Coordinated Air Campaign Against IS

At the moment, IS remains a major problem for all parties involved in Syria and Iraq. If possible, the US and Russia should coordinate air strikes against IS to prevent collisions and aerial accidents while also maximizing the air strikes’ effectiveness. Establishing a joint task force explicitly to target designated extremist groups with agreed-upon rules of engagement could more effectively disrupt those groups.


Coordinating strikes would allow the US to ramp up the quantity and quality of its air strikes in Syria by reducing the risk of interception or incorrect targeting information leading to a possible escalation. Establishing common rules of engagement could reduce the amount of counterproductive collateral damage from Russian air strikes by improving Russian targeting standards. Coordination would necessitate the selective sharing of intelligence related to IS and groups like Jabhat Fateh al-Sham (formerly the al-Nusra Front), which would build trust and increase the efficacy of both countries’ air campaigns. Assuming that the effort succeeds and both parties act in good faith, the trust built and lessons learned through this effort could be translated into a joint effort to tackle counterterrorism in other arenas around the globe.

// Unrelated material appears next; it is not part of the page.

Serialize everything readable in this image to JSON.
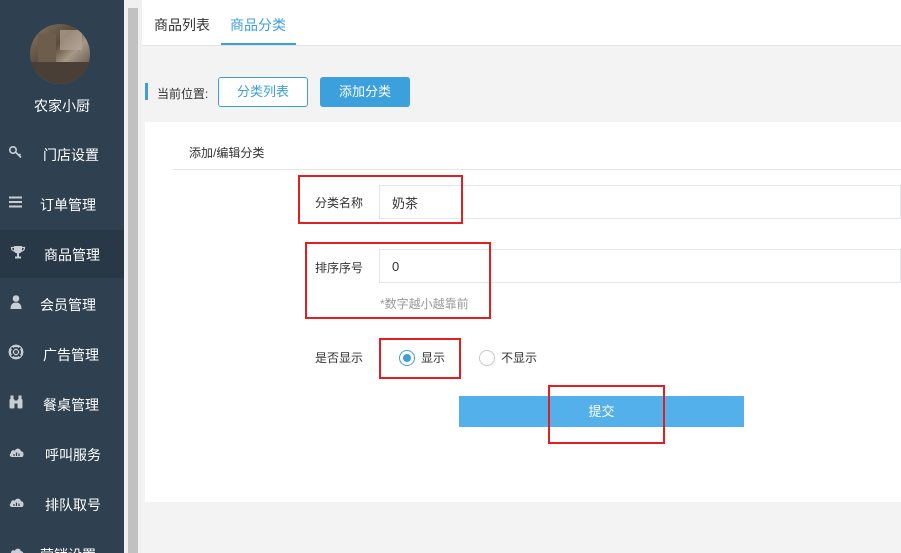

This plan carries significant risks that are nearly impossible to mitigate

The previous 2016 attempt at US-Russian cooperation in Syria ended swiftly and tragically following the bombing of a UN aid convoy by Russian planes. Any future attempts at cooperation must require the establishment of clear rules, procedures, and effective lines of communication to prevent any similar incidents from occurring. A US air strike that destroys a school due to faulty Russian intelligence would be a major setback for both countries’ counterterrorism efforts. Additionally, given Russia’s previous inclination to bomb rebel groups under the guise of fighting terrorism, a list of acceptable targets must be established with unambiguous procedures for when extremist groups are mixed into groups that are not acceptable targets.

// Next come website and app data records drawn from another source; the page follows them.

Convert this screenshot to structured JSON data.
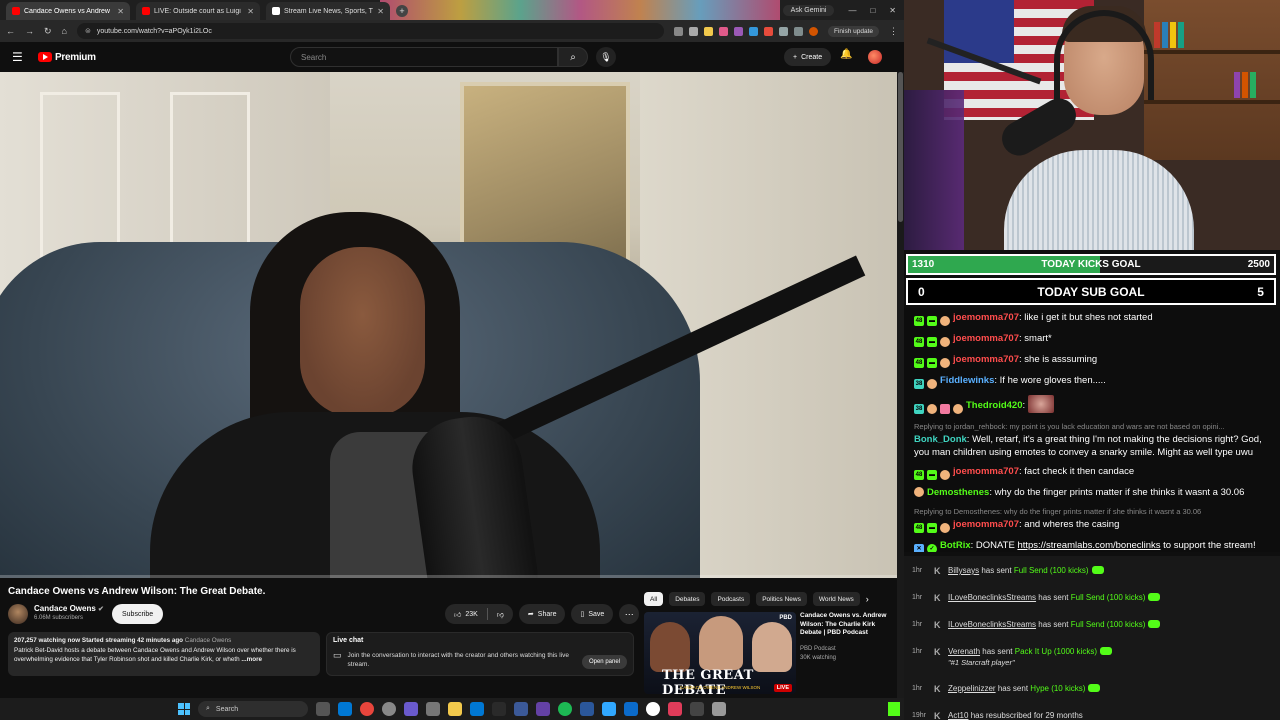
{
  "browser": {
    "tabs": [
      {
        "label": "Candace Owens vs Andrew",
        "favicon_color": "#ff0000",
        "active": true
      },
      {
        "label": "LIVE: Outside court as Luigi M",
        "favicon_color": "#ff0000",
        "active": false
      },
      {
        "label": "Stream Live News, Sports, T",
        "favicon_color": "#ffffff",
        "active": false
      }
    ],
    "new_tab": "+",
    "ask_gemini": "Ask Gemini",
    "url": "youtube.com/watch?v=aPOyk1i2LOc",
    "finish_update": "Finish update"
  },
  "youtube": {
    "logo_text": "Premium",
    "search_placeholder": "Search",
    "create_label": "Create",
    "video": {
      "progress": 0.0
    },
    "title": "Candace Owens vs Andrew Wilson: The Great Debate.",
    "channel": {
      "name": "Candace Owens",
      "subscribers": "6.06M subscribers"
    },
    "subscribe_label": "Subscribe",
    "likes": "23K",
    "share_label": "Share",
    "save_label": "Save",
    "description": {
      "stats": "207,257 watching now  Started streaming 42 minutes ago",
      "channel": "Candace Owens",
      "text": "Patrick Bet-David hosts a debate between Candace Owens and Andrew Wilson over whether there is overwhelming evidence that Tyler Robinson shot and killed Charlie Kirk, or wheth",
      "more": "...more"
    },
    "live_chat": {
      "title": "Live chat",
      "body": "Join the conversation to interact with the creator and others watching this live stream.",
      "button": "Open panel"
    },
    "chips": [
      "All",
      "Debates",
      "Podcasts",
      "Politics News",
      "World News"
    ],
    "recommendation": {
      "title": "Candace Owens vs. Andrew Wilson: The Charlie Kirk Debate | PBD Podcast",
      "channel": "PBD Podcast",
      "watching": "30K watching",
      "thumb_big": "THE GREAT DEBATE",
      "thumb_names": "CANDACE OWENS   ANDREW WILSON",
      "thumb_logo": "PBD",
      "live": "LIVE"
    }
  },
  "goals": {
    "kicks": {
      "current": "1310",
      "label": "TODAY KICKS GOAL",
      "target": "2500",
      "fraction": 0.524
    },
    "subs": {
      "current": "0",
      "label": "TODAY SUB GOAL",
      "target": "5"
    }
  },
  "chat": [
    {
      "user": "joemomma707",
      "color": "#ff4d4d",
      "badges": [
        "48",
        "sub",
        "face"
      ],
      "text": ": like i get it but shes not started"
    },
    {
      "user": "joemomma707",
      "color": "#ff4d4d",
      "badges": [
        "48",
        "sub",
        "face"
      ],
      "text": ": smart*"
    },
    {
      "user": "joemomma707",
      "color": "#ff4d4d",
      "badges": [
        "48",
        "sub",
        "face"
      ],
      "text": ": she is asssuming"
    },
    {
      "user": "Fiddlewinks",
      "color": "#5ab0ff",
      "badges": [
        "38",
        "face"
      ],
      "text": ": If he wore gloves then....."
    },
    {
      "user": "Thedroid420",
      "color": "#53fc18",
      "badges": [
        "38",
        "face2",
        "pink",
        "face"
      ],
      "text": ": ",
      "emote": true
    },
    {
      "reply": "Replying to jordan_rehbock: my point is you lack education and wars are not based on opini...",
      "user": "Bonk_Donk",
      "color": "#3fd4c0",
      "badges": [],
      "text": ": Well, retarf, it's a great thing I'm not making the decisions right? God, you man children using emotes to convey a snarky smile. Might as well type uwu"
    },
    {
      "user": "joemomma707",
      "color": "#ff4d4d",
      "badges": [
        "48",
        "sub",
        "face"
      ],
      "text": ": fact check it then candace"
    },
    {
      "user": "Demosthenes",
      "color": "#53fc18",
      "badges": [
        "face"
      ],
      "text": ": why do the finger prints matter if she thinks it wasnt a 30.06"
    },
    {
      "reply": "Replying to Demosthenes: why do the finger prints matter if she thinks it wasnt a 30.06",
      "user": "joemomma707",
      "color": "#ff4d4d",
      "badges": [
        "48",
        "sub",
        "face"
      ],
      "text": ": and wheres the casing"
    },
    {
      "user": "BotRix",
      "color": "#53fc18",
      "badges": [
        "bot",
        "check"
      ],
      "text": ": DONATE ",
      "link": "https://streamlabs.com/boneclinks",
      "after": " to support the stream!"
    }
  ],
  "events": [
    {
      "time": "1hr",
      "name": "Billysays",
      "action": "has sent",
      "gift": "Full Send (100 kicks)"
    },
    {
      "time": "1hr",
      "name": "ILoveBoneclinksStreams",
      "action": "has sent",
      "gift": "Full Send (100 kicks)"
    },
    {
      "time": "1hr",
      "name": "ILoveBoneclinksStreams",
      "action": "has sent",
      "gift": "Full Send (100 kicks)"
    },
    {
      "time": "1hr",
      "name": "Verenath",
      "action": "has sent",
      "gift": "Pack It Up (1000 kicks)",
      "note": "\"#1 Starcraft player\""
    },
    {
      "time": "1hr",
      "name": "Zeppelinizzer",
      "action": "has sent",
      "gift": "Hype (10 kicks)"
    },
    {
      "time": "19hr",
      "name": "Act10",
      "action": "has resubscribed for 29 months",
      "gift": ""
    }
  ],
  "taskbar": {
    "search_placeholder": "Search"
  },
  "colors": {
    "kick_green": "#53fc18",
    "youtube_red": "#ff0000"
  }
}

Furthermore, Russia is unlikely to launch air strikes against extremist positions if doing so would assist the Syrian rebels. Depending on how frequent that situation arises, the US and Turkey may be able to provide air strikes in those instances, but Russia would likely attempt to indirectly interfere with the strikes. Russia’s primary stated interest in Syria is not the defeat of IS or terrorist groups, it is ensuring the victory of the Syrian government. Due to that interest, any successful joint air campaign will require the tacit acceptance that Syria’s government will remain in power; without that acceptance, the air campaign will be undermined to the point of borderline uselessness. It may be possible to arrange a power transition from Assad, but that is both unlikely and would just result in another member of Assad’s administration taking his place. Russian demands will not stop there.

Russia’s intervention in Syria has prolonged the war that spawned a refugee crisis throughout the Middle East and in Europe. The refugee crisis in Europe has emboldened populist movements throughout the continent that also tend to hold pro-Russian views. Russia’s military assets in Syria can prolong the conflict and, by extension, the refugee crisis to the detriment of US allies in the Middle East and Europe. This ability provides it leverage against European governments that are in favor of maintaining sanctions against Russian over its actions in Ukraine. The likelihood that Russia will give up that leverage without a deal to ease or remove the sanctions against it in the near future is very low.

Easing sanctions and tacitly accepting Assad’s continued reign in exchange for a joint air campaign will anger our Gulf allies, unnerve our European allies, and legitimize Russia’s use of military force and disinformation as effective tools of foreign policy. Additionally, giving in to those demands will reduce the credibility of the US in the eyes of allies and rivals. US allies may become less willing to cooperate with US initiatives and more willing to pursue ties with US rivals, while US rivals may adopt a more aggressive foreign policy to capitalize on what they see as a weakened US. All of these must be weighed by the new US administration as they consider pursuing an air campaign alongside Russia.